The Academy Lecture
John R. BARNETT
Professor EmeritusSchool of Biological Sciences, The University of Reading, Reading, UK
Understanding Cambial Behaviour - The Key to Wood Quality
All wood is produced by the vascular cambium. Variability in wood properties is caused by variability in structure, reflected in differences in wood anatomy and in the structure cell walls, particularly the walls of fibres and tracheids. Although the wood anatomy of a particular species is genetically determined and predictable in a tree growing under benign conditions, this does not prevent variation being imposed to some extent by environmental stress. The structure and composition of fibre and tracheid walls may be similarly altered depending on growing conditions. In hardwoods, anatomical variation reflects such things as a change in the proportions of cell types produced by the cambium and in the amount of growth undergone by the derivatives before their final dimensions are fixed by secondary wall formation. Variation in secondary wall structure is manifested as changes in the pattern of deposition and the composition of cell wall components such as lignin and cellulose.
It is therefore self-evident that understanding the behaviour of the cambium and the development of its derivatives holds the key to understanding at least some of the processes of wood formation and how these affect the structure and quality of wood produced. One approach to this problem, dating back to the seventeenth century but still relevant today, has been the use of microscopy to investigate the fine structure of the vascular cambium and its xylem derivatives. This lecture will consider what microscopy has revealed about the structure of the cambium; the differences between dormant and active cambium and the changes taking place on reactivation at the start of the growing season; the structure of developing xylem elements, and the role of plasmodesmata and the symplasm in differentiation.
John R. Barnett is Professor Emeritus in Structural Botany in the School of Biological Sciences at the University of Reading. He obtained his BSc in Biological Chemistry at the University of Manchester in 1966, and his PhD in Biophysics under the supervision of R.D.Preston FRS, FIAWS, at the University of Leeds in 1969. From 1969 to 1977, he was employed as Scientist at the Forest Research Institute of the New Zealand Forest Service. In 1977, he took up the post of Electron Microscopist, then Director of Structural Studies in the Plant Science Laboratories at the University of Reading. In 1996 he was appointed Head of the Department of Botany, and in 2002, Head of the School of Plant Sciences.
His research interests have centred on the application of microscopy to the vascular cambium and developing secondary xylem in softwoods and hardwoods, and to developing graft unions in woody plants. He has supervised 25 PhD students in these topics and others ranging from plant anatomy to fuelwood production.

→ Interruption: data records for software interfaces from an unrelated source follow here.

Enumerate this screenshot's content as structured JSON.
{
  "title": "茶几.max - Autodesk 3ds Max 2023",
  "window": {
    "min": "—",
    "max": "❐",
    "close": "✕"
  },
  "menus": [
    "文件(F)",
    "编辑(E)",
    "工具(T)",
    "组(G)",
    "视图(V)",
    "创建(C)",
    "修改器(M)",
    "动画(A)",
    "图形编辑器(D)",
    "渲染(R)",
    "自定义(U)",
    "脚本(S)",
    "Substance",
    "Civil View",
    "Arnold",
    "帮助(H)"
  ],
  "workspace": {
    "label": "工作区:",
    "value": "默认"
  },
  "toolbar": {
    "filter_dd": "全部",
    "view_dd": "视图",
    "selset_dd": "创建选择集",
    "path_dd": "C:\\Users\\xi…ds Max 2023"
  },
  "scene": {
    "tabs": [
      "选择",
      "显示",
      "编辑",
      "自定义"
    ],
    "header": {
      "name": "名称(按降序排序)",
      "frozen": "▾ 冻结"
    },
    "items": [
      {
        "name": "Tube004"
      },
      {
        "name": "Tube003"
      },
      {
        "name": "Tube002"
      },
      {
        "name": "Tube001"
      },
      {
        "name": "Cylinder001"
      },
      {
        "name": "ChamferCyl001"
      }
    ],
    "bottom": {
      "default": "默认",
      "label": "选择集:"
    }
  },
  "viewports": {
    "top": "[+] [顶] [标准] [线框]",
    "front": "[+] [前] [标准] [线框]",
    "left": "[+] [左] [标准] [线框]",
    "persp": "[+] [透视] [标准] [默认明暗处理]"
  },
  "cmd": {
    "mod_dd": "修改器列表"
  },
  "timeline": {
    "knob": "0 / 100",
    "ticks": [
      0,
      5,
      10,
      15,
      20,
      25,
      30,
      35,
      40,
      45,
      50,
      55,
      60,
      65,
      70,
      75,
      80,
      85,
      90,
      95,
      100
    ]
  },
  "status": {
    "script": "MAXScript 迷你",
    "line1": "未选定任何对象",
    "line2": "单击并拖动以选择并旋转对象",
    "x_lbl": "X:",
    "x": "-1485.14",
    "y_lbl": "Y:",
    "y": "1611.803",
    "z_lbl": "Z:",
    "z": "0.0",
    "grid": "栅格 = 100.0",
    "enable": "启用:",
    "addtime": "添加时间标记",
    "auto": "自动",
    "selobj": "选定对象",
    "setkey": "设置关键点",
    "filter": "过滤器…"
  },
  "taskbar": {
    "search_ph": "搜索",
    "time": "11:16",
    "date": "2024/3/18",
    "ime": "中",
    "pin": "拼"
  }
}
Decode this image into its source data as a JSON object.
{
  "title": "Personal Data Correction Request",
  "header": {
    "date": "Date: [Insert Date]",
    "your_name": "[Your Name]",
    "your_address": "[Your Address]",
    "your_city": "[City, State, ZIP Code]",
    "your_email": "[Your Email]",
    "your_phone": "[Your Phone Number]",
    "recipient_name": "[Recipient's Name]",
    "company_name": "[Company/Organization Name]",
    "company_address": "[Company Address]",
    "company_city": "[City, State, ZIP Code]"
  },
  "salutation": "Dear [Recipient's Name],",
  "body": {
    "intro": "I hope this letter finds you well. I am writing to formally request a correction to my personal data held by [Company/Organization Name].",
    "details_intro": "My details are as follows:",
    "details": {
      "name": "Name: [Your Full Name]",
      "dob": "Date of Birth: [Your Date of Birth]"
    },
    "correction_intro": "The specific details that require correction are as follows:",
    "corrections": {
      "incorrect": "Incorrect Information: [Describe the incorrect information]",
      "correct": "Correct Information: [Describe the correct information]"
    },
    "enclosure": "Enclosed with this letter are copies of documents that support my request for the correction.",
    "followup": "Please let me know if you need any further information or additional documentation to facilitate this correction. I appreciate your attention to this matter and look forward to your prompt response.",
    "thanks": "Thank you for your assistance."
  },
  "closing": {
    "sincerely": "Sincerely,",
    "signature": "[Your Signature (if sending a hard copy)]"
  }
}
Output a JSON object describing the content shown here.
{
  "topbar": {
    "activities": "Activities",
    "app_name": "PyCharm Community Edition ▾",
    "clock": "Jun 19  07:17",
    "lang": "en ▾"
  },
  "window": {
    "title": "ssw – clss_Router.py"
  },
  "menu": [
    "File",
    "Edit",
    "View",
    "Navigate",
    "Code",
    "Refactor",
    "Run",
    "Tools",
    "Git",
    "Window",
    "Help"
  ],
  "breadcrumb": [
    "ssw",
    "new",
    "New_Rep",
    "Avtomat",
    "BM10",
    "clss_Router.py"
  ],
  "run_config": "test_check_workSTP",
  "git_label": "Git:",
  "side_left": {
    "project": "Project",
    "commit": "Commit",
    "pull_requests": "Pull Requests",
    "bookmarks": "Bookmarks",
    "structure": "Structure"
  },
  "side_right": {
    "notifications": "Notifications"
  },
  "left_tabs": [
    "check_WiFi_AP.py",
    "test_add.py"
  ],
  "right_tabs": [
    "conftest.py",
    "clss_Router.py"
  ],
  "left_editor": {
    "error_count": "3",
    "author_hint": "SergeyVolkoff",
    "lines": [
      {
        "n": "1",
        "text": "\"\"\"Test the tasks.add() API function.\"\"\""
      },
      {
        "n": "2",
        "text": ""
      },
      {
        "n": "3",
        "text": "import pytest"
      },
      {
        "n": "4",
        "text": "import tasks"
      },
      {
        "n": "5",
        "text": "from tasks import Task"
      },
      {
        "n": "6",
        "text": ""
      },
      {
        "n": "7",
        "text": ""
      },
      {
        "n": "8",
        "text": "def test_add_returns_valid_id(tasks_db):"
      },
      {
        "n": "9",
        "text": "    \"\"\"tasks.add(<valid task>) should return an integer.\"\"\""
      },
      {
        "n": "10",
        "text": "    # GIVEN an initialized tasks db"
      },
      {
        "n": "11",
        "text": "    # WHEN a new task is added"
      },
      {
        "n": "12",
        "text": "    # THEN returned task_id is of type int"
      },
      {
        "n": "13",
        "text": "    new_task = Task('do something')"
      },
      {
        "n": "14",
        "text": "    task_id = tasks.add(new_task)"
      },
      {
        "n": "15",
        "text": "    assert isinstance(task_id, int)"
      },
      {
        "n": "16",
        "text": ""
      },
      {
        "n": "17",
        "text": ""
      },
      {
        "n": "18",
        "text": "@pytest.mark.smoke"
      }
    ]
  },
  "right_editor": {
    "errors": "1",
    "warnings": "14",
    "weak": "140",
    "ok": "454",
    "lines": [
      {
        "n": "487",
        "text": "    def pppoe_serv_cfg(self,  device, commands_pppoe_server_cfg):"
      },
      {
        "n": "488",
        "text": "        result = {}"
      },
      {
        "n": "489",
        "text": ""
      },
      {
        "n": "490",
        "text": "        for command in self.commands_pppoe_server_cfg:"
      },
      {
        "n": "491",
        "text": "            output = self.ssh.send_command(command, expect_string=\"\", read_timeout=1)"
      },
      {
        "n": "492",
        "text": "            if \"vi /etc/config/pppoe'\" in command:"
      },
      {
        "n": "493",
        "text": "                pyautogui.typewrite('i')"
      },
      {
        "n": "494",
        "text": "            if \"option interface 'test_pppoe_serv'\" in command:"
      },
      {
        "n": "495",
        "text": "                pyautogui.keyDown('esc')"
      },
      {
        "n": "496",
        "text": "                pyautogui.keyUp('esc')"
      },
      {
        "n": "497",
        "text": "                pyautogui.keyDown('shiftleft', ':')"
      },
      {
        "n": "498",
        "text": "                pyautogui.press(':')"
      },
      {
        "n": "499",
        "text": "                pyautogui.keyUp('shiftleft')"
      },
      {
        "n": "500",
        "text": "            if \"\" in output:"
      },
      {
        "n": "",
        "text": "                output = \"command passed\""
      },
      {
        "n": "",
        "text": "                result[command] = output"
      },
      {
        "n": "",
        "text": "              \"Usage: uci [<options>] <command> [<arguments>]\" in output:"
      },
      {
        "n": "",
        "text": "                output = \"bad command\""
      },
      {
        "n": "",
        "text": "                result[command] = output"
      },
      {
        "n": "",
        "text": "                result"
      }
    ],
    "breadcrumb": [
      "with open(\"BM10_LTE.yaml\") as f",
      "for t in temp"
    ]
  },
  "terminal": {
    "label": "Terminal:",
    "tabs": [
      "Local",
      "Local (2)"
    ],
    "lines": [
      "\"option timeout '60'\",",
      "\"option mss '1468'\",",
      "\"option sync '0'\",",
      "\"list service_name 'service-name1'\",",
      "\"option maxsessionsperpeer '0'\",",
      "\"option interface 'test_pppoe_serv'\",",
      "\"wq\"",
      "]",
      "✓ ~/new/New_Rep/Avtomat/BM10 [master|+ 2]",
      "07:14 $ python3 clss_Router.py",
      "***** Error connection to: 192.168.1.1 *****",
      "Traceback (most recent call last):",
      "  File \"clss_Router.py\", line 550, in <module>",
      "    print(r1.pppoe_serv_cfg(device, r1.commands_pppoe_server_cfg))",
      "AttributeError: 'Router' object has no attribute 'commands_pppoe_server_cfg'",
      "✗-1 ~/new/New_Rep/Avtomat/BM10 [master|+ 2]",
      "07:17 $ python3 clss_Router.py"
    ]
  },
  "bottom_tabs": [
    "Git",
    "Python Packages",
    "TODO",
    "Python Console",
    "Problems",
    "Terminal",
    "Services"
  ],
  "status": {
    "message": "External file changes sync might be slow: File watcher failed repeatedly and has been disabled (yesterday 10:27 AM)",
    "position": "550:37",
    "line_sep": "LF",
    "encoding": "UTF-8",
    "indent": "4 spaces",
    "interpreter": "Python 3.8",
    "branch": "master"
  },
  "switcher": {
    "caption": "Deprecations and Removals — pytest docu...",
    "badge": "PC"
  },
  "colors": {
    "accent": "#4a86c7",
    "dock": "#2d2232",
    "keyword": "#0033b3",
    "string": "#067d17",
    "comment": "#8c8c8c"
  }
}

He has published more than a hundred refereed papers and reports, and made more than 50 oral conference presentations.
He was elected fellow of IAWS in 1995 and Vice President in 1999, becoming President in 2002. He is a Fellow of the Linnean Society and was elected a Trustee and Council Member of the Society in 2004. He was awarded an Erskine Fellowship by the University of Canterbury New Zealand in 2005. He has served on the editorial board of the Journal of the International Association of Wood Anatomists, and is presently co-editor of Wood Science and Technology and serves on the editorial boards of Annals of Botany, Holzforschung, Sylva Fennica, and Chinese Forestry Science and Technology. In 1996 he won a major grant from the European Commission to co-ordinate and international project on the vascular cambium. He currently acts as Chair of an EC COST Action entitled Cell Wall Macromolecules and Reaction Wood, which involves coordinating scientists from fifteen European countries.
The Lecture was presented on 29 May 2008 16.30-17.30
Academy Lecturer J.R. Barnett (photo)
Presentation of JR. Barnett